The Galloping Major: Ferenc Puskas

When The Football History Boys was established in February, our initial aim was to find the top 250 football players of all-time. One of such players is Ferenc Puskas, a Hungarian forward, war veteran and Mighty Magyar. Despite being dubbed as the "top scorer of the twentieth-century" Puskas is often forgotten by the modern day football fans. What makes Ferenc's career stand out from others and why is he is so forgotten in modern-day football conversation? Born in Budapest in 1927 as Ferenc Purczeld, his early life was dominated by inter-war struggles between European powers in the newly formed nation of Hungary following its independence from Austria after World War One. The Purczeld family however Magyarizing its name to Puskas in 1937 to remove itself from any German links in a time where Adolf Hitler's Nazi's were beginning their attempt for dominance on the continent. Puskas' early career as a teenager was centered around rising through the ranks of l

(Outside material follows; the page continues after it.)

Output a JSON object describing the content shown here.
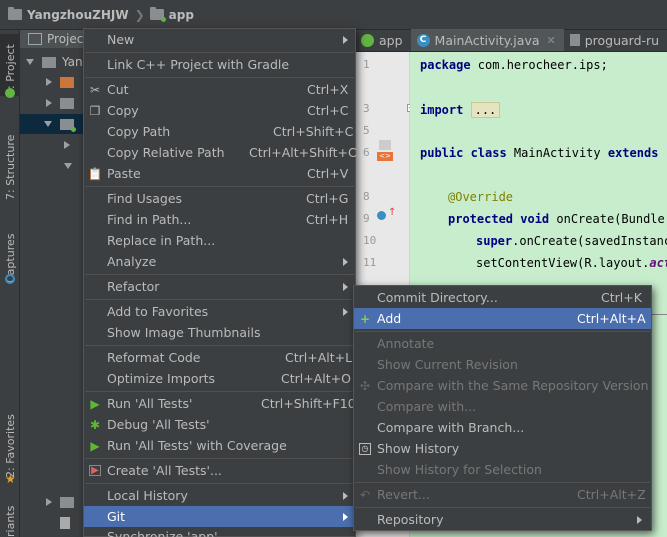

Bela Guttmann - A Story That Needs To Be Told

Bela Guttmann  22 different clubs, 13  different countries, 2 European Cups, a curse that still exists to this day and one of football’s greatest journeymen, it’s safe to call Bela Guttmann a trailblazer! Born in 19th century Austria-Hungary to a Jewish family, Guttmann is regarded by many as the original Brian Clough or Jose Mourinho . A controversial figure from the outset he never stayed at a club from more than 3 season because by his own admission “the third season is fatal” (similar to Pep Guardiola’s sentiments after 4 years at Barcelona). When playing he once hung dead rats on Hungarian officials hotel room door’s as a protest, so we can already see there’s more to this man than just statistics and self confidence...  Bela Guttmann’s management career began before the Second World War broke out in 1939 but throughout most of Europe football was put on hold till 1945. Guttmann’s Jewish background meant he had to escape Nazi persecution and while not much is known about

Life Below The Premiership? You Better Believe It!

A Good Year For Welsh football! This is the most exciting yet most painful time of the season for a football man, “squeaking bum time” as Sir Alex used to called it. Titles, promotion, cup finals and relegation will all be decided within the next few weeks making or breaking seasons for thousands of fans. For me, Cardiff City ’s promotion was my best experience as a football fan, winning the Championship and having a crazy party in the Cardiff Bay area to celebrate with 20,000+ others. This topped off an amazing year for Welsh football with Swansea winning the Capital One Cup , Newport winning Promotion to League 2 and Gareth Bale cleaning up with the individual player awards too. There is something that’s been getting to me though; the amount of people who couldn’t give a stuff about anything under the Premier League ! Cardiff City's Promotion Pitch Invasion  I’m a backer of “support your local club”, can’t say I always was but certainly the last 10 years I’ve be

Phil Neal - The Man They Called "Zico"

When someone mentions Liverpool in the 70s and 80s, you could be forgiven to think firstly of Dalglish, Hansen, Keegan and Rush. However, there is one player who is often forgotten despite being an ever present in the Liverpool XI and making a staggering 417 consecutive appearances from October 1976 to September 1983. A player up until 2003 was unmatched in European Cup triumphs. The man i'm writing about is Phil Neal.  In modern day football it seems almost inevitable that a player will pick up at least one injury every season, unless you are Michael Owen and seem to suffer one every five minutes. The likelihood of a player making 417 appearance in-a-row now is almost unthinkable. Former Liverpool man Brad Freidel 's run of 310 successive league appearances for a number of clubs was an impressive achievement, but Neals run was also laden with success and trophies. The Heysel Disaster had a big impact on Neal's life. Signed from Northampton Town for £66,000 in 197